"Private enterprises can often offer greater salaries and other benefits to security professionals," Mailk said. "Therefore, it's not just finding talent that's tough, but also retaining the skill - in the big scheme of things the cyber security industry is still in its infancy and as a result it's difficult to establish what constitutes an adequate baseline for what's appropriate."
"As there are issues at the people, technology and process levels it would make sense to start by casting a broad net to evaluate the situation and then pull it in from there," he said. "From a process side this would include things like formalising a breach notification plan, and an incident response process should be put in place."
"The skills baseline should be drawn up based on industry standards. There are plenty of bodies that can provide a template in this regard, but priority should be given to recruit in areas where the most breaches have been reported, to maximise the benefits."
David Ferbrache, who previously worker in the MoD but is now technical director at KPMG's cyber security practice, said that the government has been progressive on addressing the skills gap - but the major problem is in properly fostering dialogue between government and industry.
He told Computerworld UK: "The bit I'm interested in is building bridges between industry and government - one of the things that strikes you is there needs to be a lot more understanding in government of the industry perspectives around security.
"The reverse is also true, so you end up with a big disconnect between people like CISOs in big firms, wrestling day-to-day with security investments, and governments who get very frustrated sometimes with why they're not taking this issue more seriously."
Ferbrache added that he original vision of the NCSC was building bridges between industry and government in cyber security.
"The reason they were moving into London was because they wanted to move beyond the donut in Cheltenham," he said. "They wanted to create a new space where, yes, there was going to be sensitive material handled but it was supposed to be a much more engaging and open space to bring in industry and have discussions."

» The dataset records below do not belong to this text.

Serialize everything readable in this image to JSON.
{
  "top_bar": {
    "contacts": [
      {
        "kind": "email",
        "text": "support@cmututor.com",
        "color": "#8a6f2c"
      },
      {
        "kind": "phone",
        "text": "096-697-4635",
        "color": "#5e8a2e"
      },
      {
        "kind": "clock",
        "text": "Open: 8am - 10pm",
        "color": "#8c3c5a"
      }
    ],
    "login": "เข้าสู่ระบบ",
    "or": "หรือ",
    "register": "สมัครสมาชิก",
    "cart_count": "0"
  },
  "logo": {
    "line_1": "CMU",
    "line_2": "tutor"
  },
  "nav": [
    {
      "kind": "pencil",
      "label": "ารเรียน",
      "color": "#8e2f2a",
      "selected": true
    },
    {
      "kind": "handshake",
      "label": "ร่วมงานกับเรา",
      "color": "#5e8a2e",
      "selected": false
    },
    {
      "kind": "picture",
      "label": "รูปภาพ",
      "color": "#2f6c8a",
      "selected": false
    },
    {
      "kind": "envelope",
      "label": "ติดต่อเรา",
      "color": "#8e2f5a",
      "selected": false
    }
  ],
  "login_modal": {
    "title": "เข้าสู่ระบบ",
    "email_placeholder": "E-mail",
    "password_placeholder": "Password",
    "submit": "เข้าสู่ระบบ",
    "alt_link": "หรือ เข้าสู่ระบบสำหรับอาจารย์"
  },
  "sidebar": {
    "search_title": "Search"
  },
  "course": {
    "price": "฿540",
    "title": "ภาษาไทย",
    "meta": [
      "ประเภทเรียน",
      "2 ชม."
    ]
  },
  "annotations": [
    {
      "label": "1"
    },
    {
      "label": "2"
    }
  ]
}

"They made a start on that, but it's hard. You need cultural change, from being in government, from being in an intelligence agency, to then saying we're going to open the doors and bring in industry and actively involve them in working groups."